- What is needed: Retrieve every line from the records in which the word "letter" occurs.

Collected data:
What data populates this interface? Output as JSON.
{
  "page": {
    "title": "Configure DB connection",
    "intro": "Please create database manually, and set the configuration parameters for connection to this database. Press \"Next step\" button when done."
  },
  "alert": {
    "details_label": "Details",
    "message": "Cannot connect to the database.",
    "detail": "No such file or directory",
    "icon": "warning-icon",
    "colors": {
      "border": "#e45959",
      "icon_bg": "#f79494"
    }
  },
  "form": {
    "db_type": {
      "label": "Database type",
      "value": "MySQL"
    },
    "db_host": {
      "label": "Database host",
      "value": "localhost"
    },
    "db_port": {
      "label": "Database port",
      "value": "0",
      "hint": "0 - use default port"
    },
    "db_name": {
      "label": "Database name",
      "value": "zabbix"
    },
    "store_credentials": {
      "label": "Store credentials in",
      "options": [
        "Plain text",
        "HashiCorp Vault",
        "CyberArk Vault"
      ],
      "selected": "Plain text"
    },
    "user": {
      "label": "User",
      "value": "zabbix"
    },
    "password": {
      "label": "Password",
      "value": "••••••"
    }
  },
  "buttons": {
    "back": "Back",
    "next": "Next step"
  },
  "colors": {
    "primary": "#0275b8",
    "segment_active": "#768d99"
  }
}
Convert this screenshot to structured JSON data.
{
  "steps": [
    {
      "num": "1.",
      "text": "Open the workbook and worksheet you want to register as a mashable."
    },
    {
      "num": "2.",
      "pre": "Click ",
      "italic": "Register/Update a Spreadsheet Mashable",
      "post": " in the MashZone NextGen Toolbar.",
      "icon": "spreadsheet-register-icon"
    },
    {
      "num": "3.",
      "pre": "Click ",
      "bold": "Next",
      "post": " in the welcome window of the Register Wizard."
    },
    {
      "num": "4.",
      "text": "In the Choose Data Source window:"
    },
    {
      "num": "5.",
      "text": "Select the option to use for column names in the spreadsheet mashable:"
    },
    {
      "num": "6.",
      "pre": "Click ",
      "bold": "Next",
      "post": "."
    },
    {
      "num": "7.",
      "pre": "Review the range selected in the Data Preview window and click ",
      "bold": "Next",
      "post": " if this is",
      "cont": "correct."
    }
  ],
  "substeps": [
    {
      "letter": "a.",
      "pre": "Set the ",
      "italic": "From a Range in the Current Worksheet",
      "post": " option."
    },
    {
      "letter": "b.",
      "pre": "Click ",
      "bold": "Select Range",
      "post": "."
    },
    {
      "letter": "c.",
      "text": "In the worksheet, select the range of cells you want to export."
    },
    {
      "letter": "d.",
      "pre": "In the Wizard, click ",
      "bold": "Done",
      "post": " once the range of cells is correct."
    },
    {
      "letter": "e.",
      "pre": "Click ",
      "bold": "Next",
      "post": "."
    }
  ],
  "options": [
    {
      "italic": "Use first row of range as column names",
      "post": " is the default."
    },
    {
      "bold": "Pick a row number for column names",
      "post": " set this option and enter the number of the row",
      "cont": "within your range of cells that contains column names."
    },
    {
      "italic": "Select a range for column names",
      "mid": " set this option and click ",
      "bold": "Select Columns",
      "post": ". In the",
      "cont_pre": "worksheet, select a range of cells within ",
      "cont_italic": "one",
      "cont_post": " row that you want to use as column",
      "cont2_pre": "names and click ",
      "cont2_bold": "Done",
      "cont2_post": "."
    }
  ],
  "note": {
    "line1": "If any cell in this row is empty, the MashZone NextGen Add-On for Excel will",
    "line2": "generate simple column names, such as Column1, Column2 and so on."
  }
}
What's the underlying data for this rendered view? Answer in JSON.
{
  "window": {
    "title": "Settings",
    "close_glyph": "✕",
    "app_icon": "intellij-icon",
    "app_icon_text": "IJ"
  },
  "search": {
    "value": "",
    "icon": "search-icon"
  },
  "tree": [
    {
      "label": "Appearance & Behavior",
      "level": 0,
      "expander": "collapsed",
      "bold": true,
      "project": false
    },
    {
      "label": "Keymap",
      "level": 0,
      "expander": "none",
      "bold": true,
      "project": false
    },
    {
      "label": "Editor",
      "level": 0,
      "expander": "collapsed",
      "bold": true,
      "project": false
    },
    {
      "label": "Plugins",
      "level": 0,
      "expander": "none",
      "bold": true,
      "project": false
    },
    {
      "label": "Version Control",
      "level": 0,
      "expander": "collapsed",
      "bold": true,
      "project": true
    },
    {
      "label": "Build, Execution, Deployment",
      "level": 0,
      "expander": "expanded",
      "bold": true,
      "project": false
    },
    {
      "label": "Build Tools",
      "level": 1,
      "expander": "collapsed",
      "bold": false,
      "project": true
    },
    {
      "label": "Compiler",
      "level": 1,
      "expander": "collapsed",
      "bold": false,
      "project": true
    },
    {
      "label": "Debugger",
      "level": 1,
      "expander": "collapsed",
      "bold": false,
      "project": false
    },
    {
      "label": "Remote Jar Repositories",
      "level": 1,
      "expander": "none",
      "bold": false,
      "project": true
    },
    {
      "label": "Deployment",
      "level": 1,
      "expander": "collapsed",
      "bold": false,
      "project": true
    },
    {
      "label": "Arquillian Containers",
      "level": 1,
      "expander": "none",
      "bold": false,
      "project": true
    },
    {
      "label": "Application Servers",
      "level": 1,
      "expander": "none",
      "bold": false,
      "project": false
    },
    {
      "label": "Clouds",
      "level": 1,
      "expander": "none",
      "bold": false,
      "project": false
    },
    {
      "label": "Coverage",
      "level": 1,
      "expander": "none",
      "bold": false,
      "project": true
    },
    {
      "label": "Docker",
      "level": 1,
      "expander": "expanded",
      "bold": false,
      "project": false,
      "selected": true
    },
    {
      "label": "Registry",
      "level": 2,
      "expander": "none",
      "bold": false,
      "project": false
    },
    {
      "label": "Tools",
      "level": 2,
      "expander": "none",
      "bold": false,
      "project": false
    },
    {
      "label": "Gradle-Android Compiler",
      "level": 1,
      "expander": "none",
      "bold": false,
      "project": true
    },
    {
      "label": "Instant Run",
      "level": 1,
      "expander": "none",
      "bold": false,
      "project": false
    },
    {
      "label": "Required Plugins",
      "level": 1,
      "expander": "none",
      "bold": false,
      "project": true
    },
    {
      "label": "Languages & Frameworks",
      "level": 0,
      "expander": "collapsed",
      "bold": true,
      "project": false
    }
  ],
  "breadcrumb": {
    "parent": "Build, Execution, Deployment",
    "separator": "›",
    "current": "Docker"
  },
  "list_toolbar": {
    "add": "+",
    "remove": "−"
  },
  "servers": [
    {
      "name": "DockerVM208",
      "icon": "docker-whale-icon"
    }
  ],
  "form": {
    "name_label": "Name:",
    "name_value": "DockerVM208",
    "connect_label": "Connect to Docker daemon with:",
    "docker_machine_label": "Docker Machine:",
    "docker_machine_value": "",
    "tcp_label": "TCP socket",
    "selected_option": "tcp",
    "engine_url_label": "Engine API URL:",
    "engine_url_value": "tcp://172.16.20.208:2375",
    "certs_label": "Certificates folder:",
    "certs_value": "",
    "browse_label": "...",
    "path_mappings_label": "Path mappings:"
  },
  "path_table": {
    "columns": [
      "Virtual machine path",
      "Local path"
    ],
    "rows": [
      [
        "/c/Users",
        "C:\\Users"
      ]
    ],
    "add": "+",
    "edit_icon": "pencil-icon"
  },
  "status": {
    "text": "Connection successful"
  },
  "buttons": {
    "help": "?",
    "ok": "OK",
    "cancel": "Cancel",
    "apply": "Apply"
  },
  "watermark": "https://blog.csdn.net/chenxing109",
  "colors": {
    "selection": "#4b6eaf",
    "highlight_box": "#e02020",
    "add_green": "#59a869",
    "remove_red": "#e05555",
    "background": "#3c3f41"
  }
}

- Solution for this exercise:
      "letter": "a.",
      "letter": "b.",
      "letter": "c.",
      "letter": "d.",
      "letter": "e.",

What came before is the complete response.